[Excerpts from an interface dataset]
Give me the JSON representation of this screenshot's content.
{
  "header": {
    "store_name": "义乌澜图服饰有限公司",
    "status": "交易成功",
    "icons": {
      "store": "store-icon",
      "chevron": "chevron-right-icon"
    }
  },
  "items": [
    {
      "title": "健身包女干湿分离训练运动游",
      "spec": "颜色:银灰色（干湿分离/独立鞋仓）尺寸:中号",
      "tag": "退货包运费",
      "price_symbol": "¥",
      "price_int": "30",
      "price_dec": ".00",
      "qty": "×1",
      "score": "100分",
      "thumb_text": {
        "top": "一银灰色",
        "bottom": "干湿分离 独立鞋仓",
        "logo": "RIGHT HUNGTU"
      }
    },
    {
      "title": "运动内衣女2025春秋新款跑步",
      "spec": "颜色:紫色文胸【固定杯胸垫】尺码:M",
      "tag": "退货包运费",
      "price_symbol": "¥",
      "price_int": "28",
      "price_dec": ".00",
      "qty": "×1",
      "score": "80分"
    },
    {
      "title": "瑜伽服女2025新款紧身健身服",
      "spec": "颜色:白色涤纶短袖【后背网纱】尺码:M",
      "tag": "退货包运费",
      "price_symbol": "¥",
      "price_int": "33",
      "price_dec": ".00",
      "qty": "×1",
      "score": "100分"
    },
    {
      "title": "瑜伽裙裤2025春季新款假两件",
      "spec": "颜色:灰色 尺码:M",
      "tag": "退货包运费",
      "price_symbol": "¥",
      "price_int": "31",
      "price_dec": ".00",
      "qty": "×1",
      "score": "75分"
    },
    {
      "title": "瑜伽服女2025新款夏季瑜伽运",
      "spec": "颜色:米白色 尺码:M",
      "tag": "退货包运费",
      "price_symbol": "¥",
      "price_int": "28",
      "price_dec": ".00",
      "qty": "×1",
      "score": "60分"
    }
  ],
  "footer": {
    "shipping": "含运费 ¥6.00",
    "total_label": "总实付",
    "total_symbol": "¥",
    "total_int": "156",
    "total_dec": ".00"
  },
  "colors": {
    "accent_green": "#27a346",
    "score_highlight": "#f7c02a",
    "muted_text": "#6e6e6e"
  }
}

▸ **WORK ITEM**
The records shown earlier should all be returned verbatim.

▸ **RESPONSE TO THE EXERCISE**
Give me the JSON representation of this screenshot's content.
{
  "header": {
    "store_name": "义乌澜图服饰有限公司",
    "status": "交易成功",
    "icons": {
      "store": "store-icon",
      "chevron": "chevron-right-icon"
    }
  },
  "items": [
    {
      "title": "健身包女干湿分离训练运动游",
      "spec": "颜色:银灰色（干湿分离/独立鞋仓）尺寸:中号",
      "tag": "退货包运费",
      "price_symbol": "¥",
      "price_int": "30",
      "price_dec": ".00",
      "qty": "×1",
      "score": "100分",
      "thumb_text": {
        "top": "一银灰色",
        "bottom": "干湿分离 独立鞋仓",
        "logo": "RIGHT HUNGTU"
      }
    },
    {
      "title": "运动内衣女2025春秋新款跑步",
      "spec": "颜色:紫色文胸【固定杯胸垫】尺码:M",
      "tag": "退货包运费",
      "price_symbol": "¥",
      "price_int": "28",
      "price_dec": ".00",
      "qty": "×1",
      "score": "80分"
    },
    {
      "title": "瑜伽服女2025新款紧身健身服",
      "spec": "颜色:白色涤纶短袖【后背网纱】尺码:M",
      "tag": "退货包运费",
      "price_symbol": "¥",
      "price_int": "33",
      "price_dec": ".00",
      "qty": "×1",
      "score": "100分"
    },
    {
      "title": "瑜伽裙裤2025春季新款假两件",
      "spec": "颜色:灰色 尺码:M",
      "tag": "退货包运费",
      "price_symbol": "¥",
      "price_int": "31",
      "price_dec": ".00",
      "qty": "×1",
      "score": "75分"
    },
    {
      "title": "瑜伽服女2025新款夏季瑜伽运",
      "spec": "颜色:米白色 尺码:M",
      "tag": "退货包运费",
      "price_symbol": "¥",
      "price_int": "28",
      "price_dec": ".00",
      "qty": "×1",
      "score": "60分"
    }
  ],
  "footer": {
    "shipping": "含运费 ¥6.00",
    "total_label": "总实付",
    "total_symbol": "¥",
    "total_int": "156",
    "total_dec": ".00"
  },
  "colors": {
    "accent_green": "#27a346",
    "score_highlight": "#f7c02a",
    "muted_text": "#6e6e6e"
  }
}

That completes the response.